╭─ DATA

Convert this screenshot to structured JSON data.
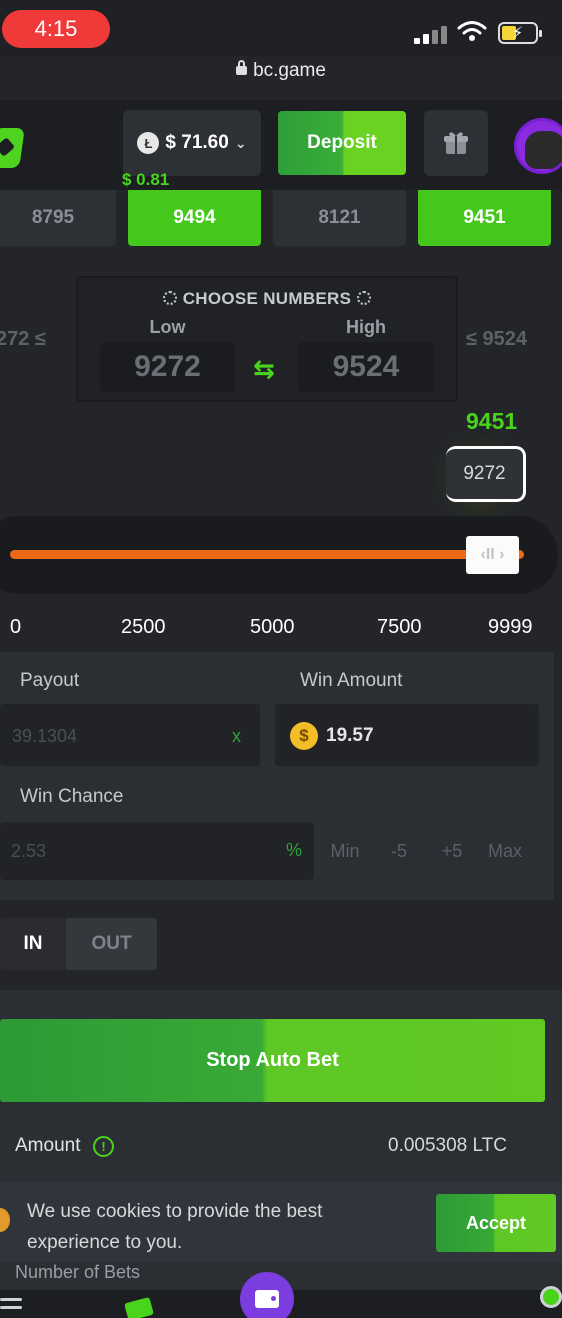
{
  "status_bar": {
    "time": "4:15",
    "url": "bc.game"
  },
  "header": {
    "balance": "$ 71.60",
    "balance_delta": "$ 0.81",
    "currency_icon": "ltc-icon",
    "deposit_label": "Deposit"
  },
  "recent_results": [
    "8795",
    "9494",
    "8121",
    "9451"
  ],
  "choose": {
    "title": "CHOOSE NUMBERS",
    "low_label": "Low",
    "high_label": "High",
    "low_value": "9272",
    "high_value": "9524",
    "left_side": "272 ≤",
    "right_side": "≤ 9524"
  },
  "result": {
    "value": "9451",
    "cube_value": "9272"
  },
  "slider": {
    "ticks": [
      "0",
      "2500",
      "5000",
      "7500",
      "9999"
    ],
    "handle_glyph": "‹II ›"
  },
  "payout": {
    "label": "Payout",
    "value": "39.1304",
    "suffix": "x"
  },
  "win_amount": {
    "label": "Win Amount",
    "value": "19.57",
    "coin": "$"
  },
  "win_chance": {
    "label": "Win Chance",
    "value": "2.53",
    "suffix": "%",
    "buttons": [
      "Min",
      "-5",
      "+5",
      "Max"
    ]
  },
  "mode_tabs": {
    "in": "IN",
    "out": "OUT"
  },
  "stop_button": "Stop Auto Bet",
  "amount": {
    "label": "Amount",
    "value": "0.005308 LTC"
  },
  "cookie": {
    "text": "We use cookies to provide the best experience to you.",
    "accept": "Accept"
  },
  "number_of_bets_label": "Number of Bets",
  "colors": {
    "accent_green": "#49d41c",
    "slider_orange": "#ec6a17",
    "bg": "#232529"
  }
}
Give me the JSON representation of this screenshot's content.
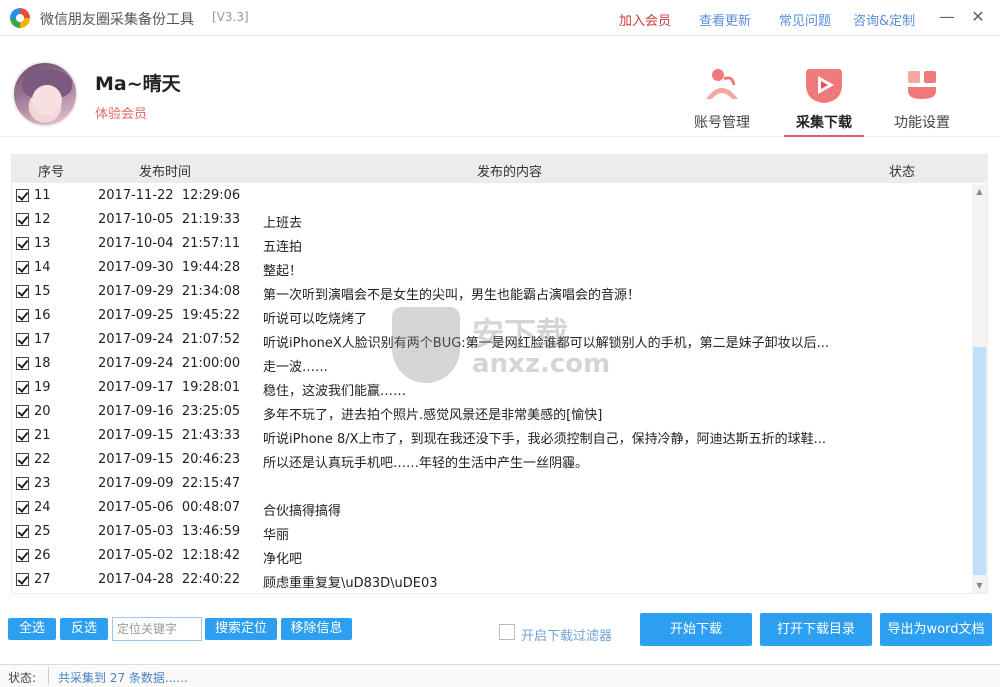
{
  "titlebar": {
    "title": "微信朋友圈采集备份工具",
    "version": "[V3.3]",
    "links": [
      "加入会员",
      "查看更新",
      "常见问题",
      "咨询&定制"
    ],
    "minimize": "—",
    "close": "✕"
  },
  "user": {
    "name": "Ma~晴天",
    "level": "体验会员"
  },
  "nav": [
    {
      "label": "账号管理",
      "icon": "account-icon"
    },
    {
      "label": "采集下载",
      "icon": "download-play-icon",
      "active": true
    },
    {
      "label": "功能设置",
      "icon": "settings-icon"
    }
  ],
  "table": {
    "headers": [
      "序号",
      "发布时间",
      "发布的内容",
      "状态"
    ],
    "rows": [
      {
        "seq": "11",
        "time": "2017-11-22  12:29:06",
        "content": ""
      },
      {
        "seq": "12",
        "time": "2017-10-05  21:19:33",
        "content": "上班去"
      },
      {
        "seq": "13",
        "time": "2017-10-04  21:57:11",
        "content": "五连拍"
      },
      {
        "seq": "14",
        "time": "2017-09-30  19:44:28",
        "content": "整起！"
      },
      {
        "seq": "15",
        "time": "2017-09-29  21:34:08",
        "content": "第一次听到演唱会不是女生的尖叫，男生也能霸占演唱会的音源！"
      },
      {
        "seq": "16",
        "time": "2017-09-25  19:45:22",
        "content": "听说可以吃烧烤了"
      },
      {
        "seq": "17",
        "time": "2017-09-24  21:07:52",
        "content": "听说iPhoneX人脸识别有两个BUG:第一是网红脸谁都可以解锁别人的手机，第二是妹子卸妆以后..."
      },
      {
        "seq": "18",
        "time": "2017-09-24  21:00:00",
        "content": "走一波……"
      },
      {
        "seq": "19",
        "time": "2017-09-17  19:28:01",
        "content": "稳住，这波我们能赢……"
      },
      {
        "seq": "20",
        "time": "2017-09-16  23:25:05",
        "content": "多年不玩了，进去拍个照片.感觉风景还是非常美感的[愉快]"
      },
      {
        "seq": "21",
        "time": "2017-09-15  21:43:33",
        "content": "听说iPhone 8/X上市了，到现在我还没下手，我必须控制自己，保持冷静，阿迪达斯五折的球鞋..."
      },
      {
        "seq": "22",
        "time": "2017-09-15  20:46:23",
        "content": "所以还是认真玩手机吧……年轻的生活中产生一丝阴霾。"
      },
      {
        "seq": "23",
        "time": "2017-09-09  22:15:47",
        "content": ""
      },
      {
        "seq": "24",
        "time": "2017-05-06  00:48:07",
        "content": "合伙搞得搞得"
      },
      {
        "seq": "25",
        "time": "2017-05-03  13:46:59",
        "content": "华丽"
      },
      {
        "seq": "26",
        "time": "2017-05-02  12:18:42",
        "content": "净化吧"
      },
      {
        "seq": "27",
        "time": "2017-04-28  22:40:22",
        "content": "顾虑重重复复\\uD83D\\uDE03"
      }
    ]
  },
  "watermark": {
    "main": "安下载",
    "sub": "anxz.com"
  },
  "toolbar": {
    "select_all": "全选",
    "invert": "反选",
    "search_placeholder": "定位关键字",
    "search_button": "搜索定位",
    "remove_button": "移除信息",
    "filter_label": "开启下载过滤器",
    "start_download": "开始下载",
    "open_dir": "打开下载目录",
    "export_word": "导出为word文档"
  },
  "status": {
    "label": "状态:",
    "text": "共采集到 27 条数据......"
  },
  "colors": {
    "accent": "#2d9ff0",
    "vip": "#d23a3a",
    "active_tab": "#e85a6f"
  }
}
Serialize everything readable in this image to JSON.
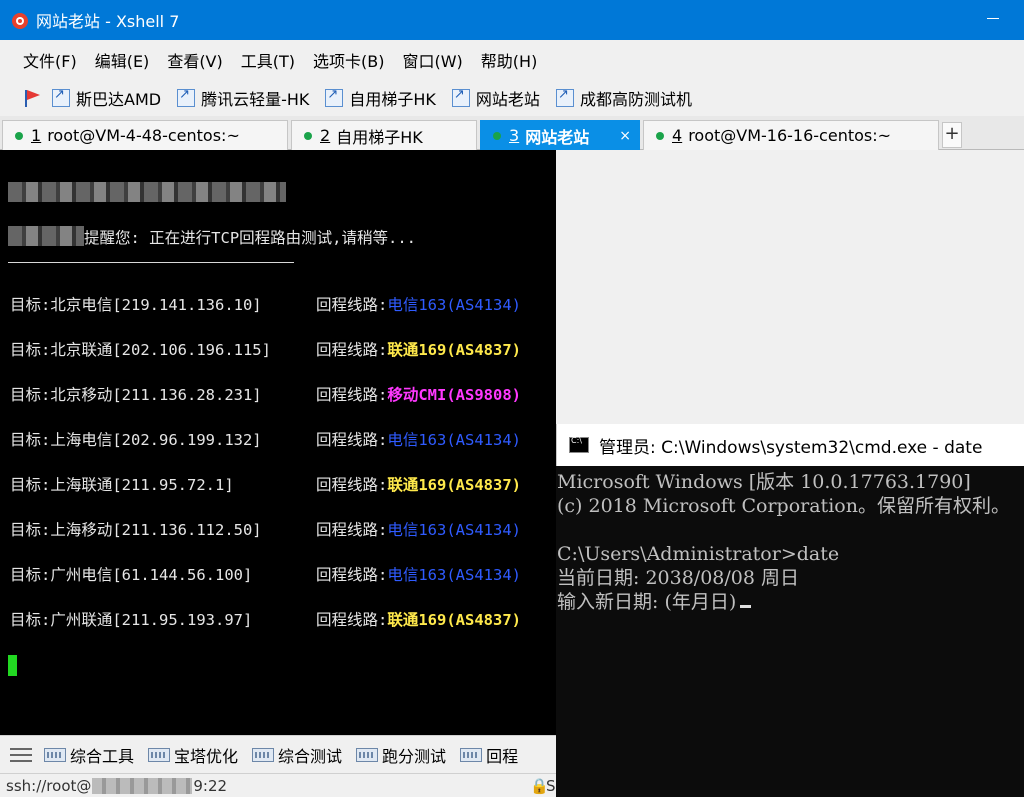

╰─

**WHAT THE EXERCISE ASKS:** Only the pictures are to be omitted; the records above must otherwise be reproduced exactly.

**SOLUTION TO THIS TASK:**
Convert this screenshot to structured JSON data.
{
  "status_bar": {
    "time": "4:15",
    "url": "bc.game"
  },
  "header": {
    "balance": "$ 71.60",
    "balance_delta": "$ 0.81",
    "currency_icon": "ltc-icon",
    "deposit_label": "Deposit"
  },
  "recent_results": [
    "8795",
    "9494",
    "8121",
    "9451"
  ],
  "choose": {
    "title": "CHOOSE NUMBERS",
    "low_label": "Low",
    "high_label": "High",
    "low_value": "9272",
    "high_value": "9524",
    "left_side": "272 ≤",
    "right_side": "≤ 9524"
  },
  "result": {
    "value": "9451",
    "cube_value": "9272"
  },
  "slider": {
    "ticks": [
      "0",
      "2500",
      "5000",
      "7500",
      "9999"
    ],
    "handle_glyph": "‹II ›"
  },
  "payout": {
    "label": "Payout",
    "value": "39.1304",
    "suffix": "x"
  },
  "win_amount": {
    "label": "Win Amount",
    "value": "19.57",
    "coin": "$"
  },
  "win_chance": {
    "label": "Win Chance",
    "value": "2.53",
    "suffix": "%",
    "buttons": [
      "Min",
      "-5",
      "+5",
      "Max"
    ]
  },
  "mode_tabs": {
    "in": "IN",
    "out": "OUT"
  },
  "stop_button": "Stop Auto Bet",
  "amount": {
    "label": "Amount",
    "value": "0.005308 LTC"
  },
  "cookie": {
    "text": "We use cookies to provide the best experience to you.",
    "accept": "Accept"
  },
  "number_of_bets_label": "Number of Bets",
  "colors": {
    "accent_green": "#49d41c",
    "slider_orange": "#ec6a17",
    "bg": "#232529"
  }
}
Give me the JSON representation of this screenshot's content.
{
  "titlebar": {
    "title": "微信朋友圈采集备份工具",
    "version": "[V3.3]",
    "links": [
      "加入会员",
      "查看更新",
      "常见问题",
      "咨询&定制"
    ],
    "minimize": "—",
    "close": "✕"
  },
  "user": {
    "name": "Ma~晴天",
    "level": "体验会员"
  },
  "nav": [
    {
      "label": "账号管理",
      "icon": "account-icon"
    },
    {
      "label": "采集下载",
      "icon": "download-play-icon",
      "active": true
    },
    {
      "label": "功能设置",
      "icon": "settings-icon"
    }
  ],
  "table": {
    "headers": [
      "序号",
      "发布时间",
      "发布的内容",
      "状态"
    ],
    "rows": [
      {
        "seq": "11",
        "time": "2017-11-22  12:29:06",
        "content": ""
      },
      {
        "seq": "12",
        "time": "2017-10-05  21:19:33",
        "content": "上班去"
      },
      {
        "seq": "13",
        "time": "2017-10-04  21:57:11",
        "content": "五连拍"
      },
      {
        "seq": "14",
        "time": "2017-09-30  19:44:28",
        "content": "整起！"
      },
      {
        "seq": "15",
        "time": "2017-09-29  21:34:08",
        "content": "第一次听到演唱会不是女生的尖叫，男生也能霸占演唱会的音源！"
      },
      {
        "seq": "16",
        "time": "2017-09-25  19:45:22",
        "content": "听说可以吃烧烤了"
      },
      {
        "seq": "17",
        "time": "2017-09-24  21:07:52",
        "content": "听说iPhoneX人脸识别有两个BUG:第一是网红脸谁都可以解锁别人的手机，第二是妹子卸妆以后..."
      },
      {
        "seq": "18",
        "time": "2017-09-24  21:00:00",
        "content": "走一波……"
      },
      {
        "seq": "19",
        "time": "2017-09-17  19:28:01",
        "content": "稳住，这波我们能赢……"
      },
      {
        "seq": "20",
        "time": "2017-09-16  23:25:05",
        "content": "多年不玩了，进去拍个照片.感觉风景还是非常美感的[愉快]"
      },
      {
        "seq": "21",
        "time": "2017-09-15  21:43:33",
        "content": "听说iPhone 8/X上市了，到现在我还没下手，我必须控制自己，保持冷静，阿迪达斯五折的球鞋..."
      },
      {
        "seq": "22",
        "time": "2017-09-15  20:46:23",
        "content": "所以还是认真玩手机吧……年轻的生活中产生一丝阴霾。"
      },
      {
        "seq": "23",
        "time": "2017-09-09  22:15:47",
        "content": ""
      },
      {
        "seq": "24",
        "time": "2017-05-06  00:48:07",
        "content": "合伙搞得搞得"
      },
      {
        "seq": "25",
        "time": "2017-05-03  13:46:59",
        "content": "华丽"
      },
      {
        "seq": "26",
        "time": "2017-05-02  12:18:42",
        "content": "净化吧"
      },
      {
        "seq": "27",
        "time": "2017-04-28  22:40:22",
        "content": "顾虑重重复复\\uD83D\\uDE03"
      }
    ]
  },
  "watermark": {
    "main": "安下载",
    "sub": "anxz.com"
  },
  "toolbar": {
    "select_all": "全选",
    "invert": "反选",
    "search_placeholder": "定位关键字",
    "search_button": "搜索定位",
    "remove_button": "移除信息",
    "filter_label": "开启下载过滤器",
    "start_download": "开始下载",
    "open_dir": "打开下载目录",
    "export_word": "导出为word文档"
  },
  "status": {
    "label": "状态:",
    "text": "共采集到 27 条数据......"
  },
  "colors": {
    "accent": "#2d9ff0",
    "vip": "#d23a3a",
    "active_tab": "#e85a6f"
  }
}
Serialize everything readable in this image to JSON.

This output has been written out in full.